> [WHAT IS EXPECTED]
If a line in the records below holds the word "Window", copy it.

= Beginning of Section =

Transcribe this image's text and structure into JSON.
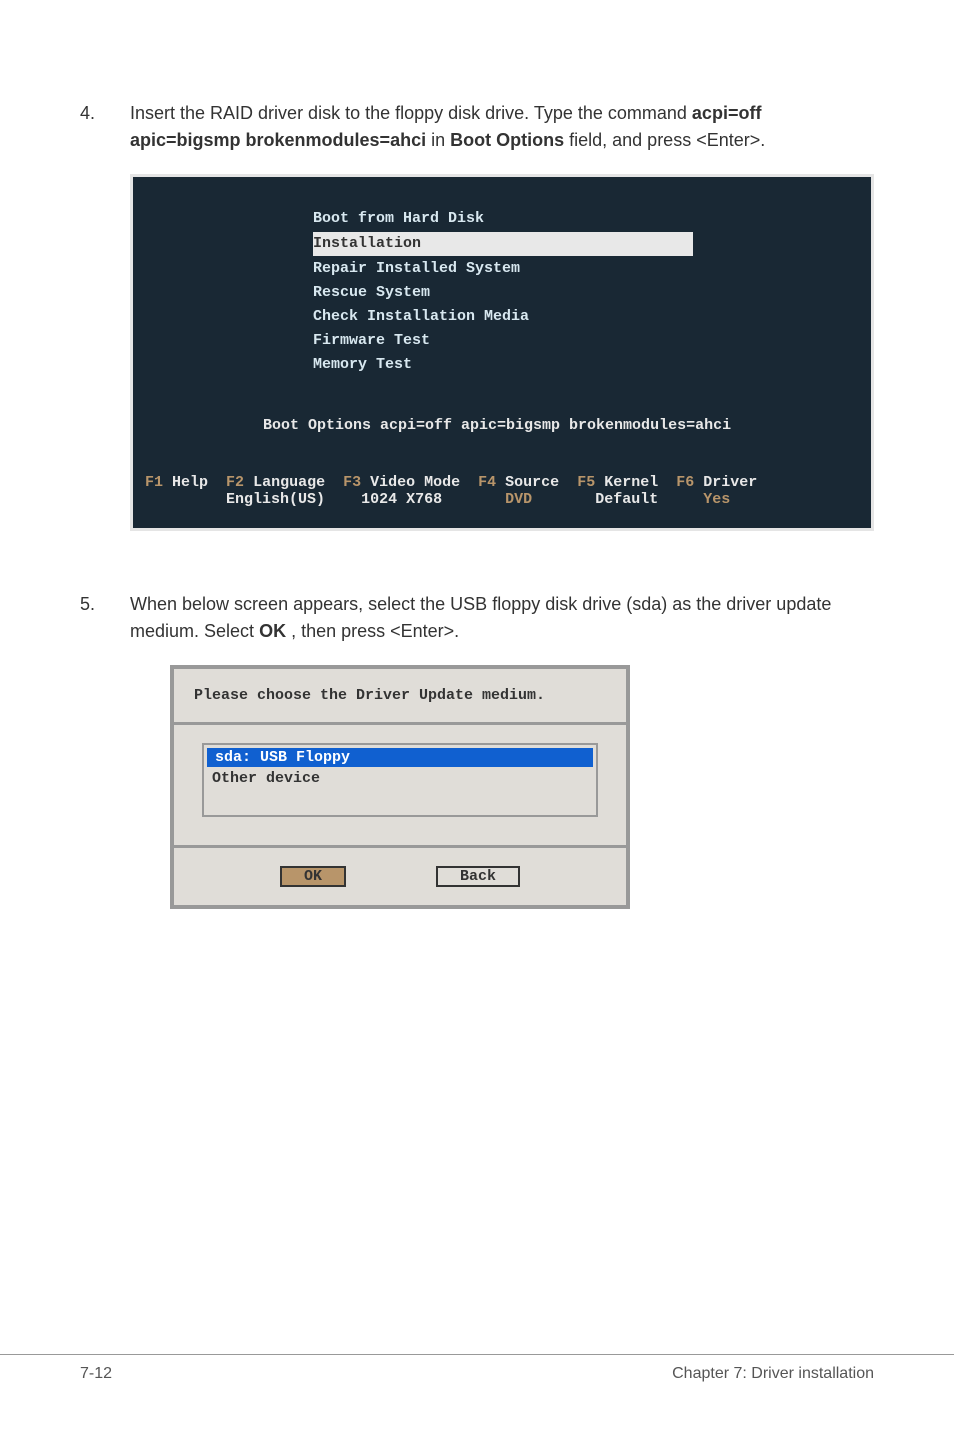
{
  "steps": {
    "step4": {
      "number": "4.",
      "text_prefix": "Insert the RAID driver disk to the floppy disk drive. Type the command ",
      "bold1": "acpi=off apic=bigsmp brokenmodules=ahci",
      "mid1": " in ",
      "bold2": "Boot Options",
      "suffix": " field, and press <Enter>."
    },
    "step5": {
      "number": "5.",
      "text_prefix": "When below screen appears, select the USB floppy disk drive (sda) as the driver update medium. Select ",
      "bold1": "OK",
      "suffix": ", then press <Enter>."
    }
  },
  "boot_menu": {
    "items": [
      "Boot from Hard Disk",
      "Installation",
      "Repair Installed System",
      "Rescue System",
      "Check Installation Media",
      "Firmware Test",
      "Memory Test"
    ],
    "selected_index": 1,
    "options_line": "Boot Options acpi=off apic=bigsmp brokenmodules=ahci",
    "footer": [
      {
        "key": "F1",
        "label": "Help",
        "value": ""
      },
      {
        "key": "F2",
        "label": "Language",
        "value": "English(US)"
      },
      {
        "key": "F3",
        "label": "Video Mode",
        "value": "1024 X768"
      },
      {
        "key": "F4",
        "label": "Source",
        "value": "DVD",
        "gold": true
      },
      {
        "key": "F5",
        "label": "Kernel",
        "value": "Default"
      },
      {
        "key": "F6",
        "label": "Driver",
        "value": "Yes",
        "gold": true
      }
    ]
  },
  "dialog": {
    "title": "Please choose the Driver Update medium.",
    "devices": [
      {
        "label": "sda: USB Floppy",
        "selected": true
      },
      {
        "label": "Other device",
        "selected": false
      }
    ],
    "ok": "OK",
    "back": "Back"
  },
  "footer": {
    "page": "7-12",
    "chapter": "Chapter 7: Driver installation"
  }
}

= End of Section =
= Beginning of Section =

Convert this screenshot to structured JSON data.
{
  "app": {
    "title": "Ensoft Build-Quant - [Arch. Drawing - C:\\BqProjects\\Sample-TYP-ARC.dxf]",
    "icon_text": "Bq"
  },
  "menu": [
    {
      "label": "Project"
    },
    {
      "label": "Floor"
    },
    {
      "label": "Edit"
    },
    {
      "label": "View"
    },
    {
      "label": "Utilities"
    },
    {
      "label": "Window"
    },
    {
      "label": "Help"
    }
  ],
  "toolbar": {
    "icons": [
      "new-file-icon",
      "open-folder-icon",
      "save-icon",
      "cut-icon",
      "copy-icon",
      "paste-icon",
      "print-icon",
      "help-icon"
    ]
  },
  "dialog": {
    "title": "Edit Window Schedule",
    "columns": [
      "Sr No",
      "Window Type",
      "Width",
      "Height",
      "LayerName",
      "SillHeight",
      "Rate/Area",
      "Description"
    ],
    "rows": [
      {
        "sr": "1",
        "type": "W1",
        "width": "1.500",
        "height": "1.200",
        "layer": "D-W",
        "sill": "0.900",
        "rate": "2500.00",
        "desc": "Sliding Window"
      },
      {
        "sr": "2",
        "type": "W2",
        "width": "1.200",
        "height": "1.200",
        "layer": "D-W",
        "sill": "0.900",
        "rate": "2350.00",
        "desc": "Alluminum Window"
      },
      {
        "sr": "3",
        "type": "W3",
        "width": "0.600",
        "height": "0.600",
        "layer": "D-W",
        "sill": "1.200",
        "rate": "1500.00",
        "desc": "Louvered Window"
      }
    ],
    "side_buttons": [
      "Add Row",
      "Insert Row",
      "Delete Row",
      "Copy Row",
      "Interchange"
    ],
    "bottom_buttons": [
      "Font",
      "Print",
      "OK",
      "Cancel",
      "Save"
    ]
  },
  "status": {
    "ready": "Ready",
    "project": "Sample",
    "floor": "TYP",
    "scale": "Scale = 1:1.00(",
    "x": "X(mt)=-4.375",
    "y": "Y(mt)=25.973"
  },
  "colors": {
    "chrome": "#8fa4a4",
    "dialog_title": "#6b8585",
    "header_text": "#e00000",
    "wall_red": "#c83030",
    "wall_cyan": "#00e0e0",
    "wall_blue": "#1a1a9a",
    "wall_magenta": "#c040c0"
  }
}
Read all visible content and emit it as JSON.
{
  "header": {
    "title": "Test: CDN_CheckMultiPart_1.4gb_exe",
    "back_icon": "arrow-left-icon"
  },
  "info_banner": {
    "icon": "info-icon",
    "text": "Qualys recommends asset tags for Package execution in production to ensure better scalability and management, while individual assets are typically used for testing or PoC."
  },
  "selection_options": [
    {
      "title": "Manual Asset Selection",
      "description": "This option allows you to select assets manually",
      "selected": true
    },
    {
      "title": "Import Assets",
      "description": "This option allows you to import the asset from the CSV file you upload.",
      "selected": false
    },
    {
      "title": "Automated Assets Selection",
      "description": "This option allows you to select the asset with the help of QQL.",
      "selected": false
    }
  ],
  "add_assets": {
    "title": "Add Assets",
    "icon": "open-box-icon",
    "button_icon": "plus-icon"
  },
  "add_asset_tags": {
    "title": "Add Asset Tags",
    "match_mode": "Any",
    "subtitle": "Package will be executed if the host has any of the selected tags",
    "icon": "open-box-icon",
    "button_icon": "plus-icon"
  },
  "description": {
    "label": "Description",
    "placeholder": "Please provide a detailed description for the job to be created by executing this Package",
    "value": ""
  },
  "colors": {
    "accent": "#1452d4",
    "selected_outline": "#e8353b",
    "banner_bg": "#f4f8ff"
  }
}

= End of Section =

> [RESPONSE TO THIS EXERCISE]
      "label": "Window"
    "title": "Edit Window Schedule",
      "Window Type",
        "desc": "Sliding Window"
        "desc": "Alluminum Window"
        "desc": "Louvered Window"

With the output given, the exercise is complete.